The U.S. government is a big proponent of democracy — as long as foreign peoples do what they are told. Washington pushed for early elections in Gaza and the result was ... oops! A victory for Hamas. So now Washington doesn't like democracy and won't talk to the victors of a democratic vote.
Now the pattern risks repeating itself. Vice President Joe Biden recently visited Lebanon and told the Lebanese how much America likes democracy — as long as they vote for the parties that the Obama administration prefers. Reports Associated Press:
Vice President Joe Biden said Friday that future U.S. aid to Lebanon depends on the outcome of upcoming elections, a warning aimed at Iranian-backed Hezbollah as it tries to oust the pro-Western faction that dominates government.
Confident its alliance will win, Hezbollah criticized Biden's visit as a U.S. attempt to influence the June 7 vote and held a mass rally to show its popular support.
Biden is the highest-level U.S. official to visit Lebanon in more than 25 years and the attention shows American concern that the vote could shift power firmly into the hands of Hezbollah.

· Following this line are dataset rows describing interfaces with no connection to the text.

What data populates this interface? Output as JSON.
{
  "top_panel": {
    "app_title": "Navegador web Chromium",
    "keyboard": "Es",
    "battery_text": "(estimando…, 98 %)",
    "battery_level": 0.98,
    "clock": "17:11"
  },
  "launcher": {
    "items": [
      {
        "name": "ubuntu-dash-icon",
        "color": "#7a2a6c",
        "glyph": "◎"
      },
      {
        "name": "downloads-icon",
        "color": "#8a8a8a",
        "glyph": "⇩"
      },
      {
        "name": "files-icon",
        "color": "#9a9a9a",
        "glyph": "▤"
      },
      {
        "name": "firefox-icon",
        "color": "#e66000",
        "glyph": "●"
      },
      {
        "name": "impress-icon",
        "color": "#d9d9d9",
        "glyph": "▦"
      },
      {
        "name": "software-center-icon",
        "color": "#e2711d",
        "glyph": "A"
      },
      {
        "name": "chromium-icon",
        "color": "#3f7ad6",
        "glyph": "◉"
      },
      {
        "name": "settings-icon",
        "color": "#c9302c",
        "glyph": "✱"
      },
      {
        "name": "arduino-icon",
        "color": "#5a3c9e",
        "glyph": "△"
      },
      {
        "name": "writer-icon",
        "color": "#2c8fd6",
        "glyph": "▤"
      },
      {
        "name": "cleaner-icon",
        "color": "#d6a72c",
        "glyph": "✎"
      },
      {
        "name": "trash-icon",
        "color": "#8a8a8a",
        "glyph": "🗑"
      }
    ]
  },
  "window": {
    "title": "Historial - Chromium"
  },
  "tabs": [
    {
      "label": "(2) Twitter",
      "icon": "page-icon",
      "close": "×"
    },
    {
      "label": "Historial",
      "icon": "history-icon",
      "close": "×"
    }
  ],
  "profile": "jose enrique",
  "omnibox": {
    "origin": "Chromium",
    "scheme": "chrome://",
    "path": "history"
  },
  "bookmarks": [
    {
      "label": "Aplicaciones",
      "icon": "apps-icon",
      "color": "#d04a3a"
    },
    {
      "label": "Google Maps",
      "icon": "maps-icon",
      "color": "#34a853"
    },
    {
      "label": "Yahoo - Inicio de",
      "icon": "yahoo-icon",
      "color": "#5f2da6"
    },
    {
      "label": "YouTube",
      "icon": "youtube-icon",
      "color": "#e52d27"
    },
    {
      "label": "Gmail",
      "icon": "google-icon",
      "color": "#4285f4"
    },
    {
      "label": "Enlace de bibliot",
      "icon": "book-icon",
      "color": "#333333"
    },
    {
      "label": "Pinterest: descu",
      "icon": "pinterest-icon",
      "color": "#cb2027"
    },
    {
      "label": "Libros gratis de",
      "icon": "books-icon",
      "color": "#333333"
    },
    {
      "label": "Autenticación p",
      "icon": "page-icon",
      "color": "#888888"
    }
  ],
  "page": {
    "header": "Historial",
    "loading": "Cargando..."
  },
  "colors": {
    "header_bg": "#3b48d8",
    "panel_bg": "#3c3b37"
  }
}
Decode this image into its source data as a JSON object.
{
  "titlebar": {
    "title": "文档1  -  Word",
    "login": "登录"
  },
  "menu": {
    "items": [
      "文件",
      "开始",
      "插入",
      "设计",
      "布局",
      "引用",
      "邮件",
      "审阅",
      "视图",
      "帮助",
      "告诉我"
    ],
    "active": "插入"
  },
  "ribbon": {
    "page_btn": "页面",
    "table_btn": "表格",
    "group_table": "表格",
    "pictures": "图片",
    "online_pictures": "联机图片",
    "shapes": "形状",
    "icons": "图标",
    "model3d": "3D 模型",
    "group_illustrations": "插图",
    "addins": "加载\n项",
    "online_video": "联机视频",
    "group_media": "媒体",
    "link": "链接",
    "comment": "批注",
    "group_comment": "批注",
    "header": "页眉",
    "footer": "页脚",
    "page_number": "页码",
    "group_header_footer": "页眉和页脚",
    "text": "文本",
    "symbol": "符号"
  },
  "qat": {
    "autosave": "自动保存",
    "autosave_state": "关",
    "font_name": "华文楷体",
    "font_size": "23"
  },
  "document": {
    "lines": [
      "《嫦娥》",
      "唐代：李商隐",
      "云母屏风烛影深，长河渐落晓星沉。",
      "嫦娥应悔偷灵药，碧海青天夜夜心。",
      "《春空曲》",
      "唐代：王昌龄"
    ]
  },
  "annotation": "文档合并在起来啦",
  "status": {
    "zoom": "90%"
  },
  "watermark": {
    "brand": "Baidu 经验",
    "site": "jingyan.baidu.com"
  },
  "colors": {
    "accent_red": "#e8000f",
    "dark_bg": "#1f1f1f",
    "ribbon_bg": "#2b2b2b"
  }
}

U.S. officials have said before they will review aid to Lebanon depending on the composition of the next government, apparently meaning military aid.
"The election of leaders committed to the rule of law and economic reform opens the door to lasting growth and prosperity as it will here in Lebanon," Biden said. The U.S. "will evaluate the shape of our assistance programs based on the composition of the new government and the policies it advocates."
The U.S. considers Hezbollah a terrorist group and Biden's one-day visit was clearly timed to bolster the Western-leaning faction led by Prime Minister Fuad Saniora ahead of the vote. He expressed strong support for the government.
Given the disastrous record of foreign aid over the years, I'd rather the administration simply stop handing out Americans' money, irrespective of the government in power in a particular nation. But Washington certainly should stop trying to publicly, even ostentatiously, buy votes. Imagine how Americans would respond to a similar threat from another country: "We'll pay you if you vote our way, but forget the cash if you choose the other guys." Most Americans, whatever their personal political preferences, would not be amused, shall we say.
There's good reason not to like Hezbollah, but Lebanese politics is more complicated than many U.S. policymakers seem to realize: some Christian factions are allied with the Shiite group. Moreover, Hezbollah's focus is on Israel, not America. There's no reason to turn another fractious and well-armed group into an enemy of the U.S.
I know it would be a revolutionary change for Washington, but how about just staying out of other nations' affairs? Show our respect for democracy by not trying to buy the result that we want. Treat others as we would expect them to treat us. And stop meddling in political disputes in which we can do no evident good.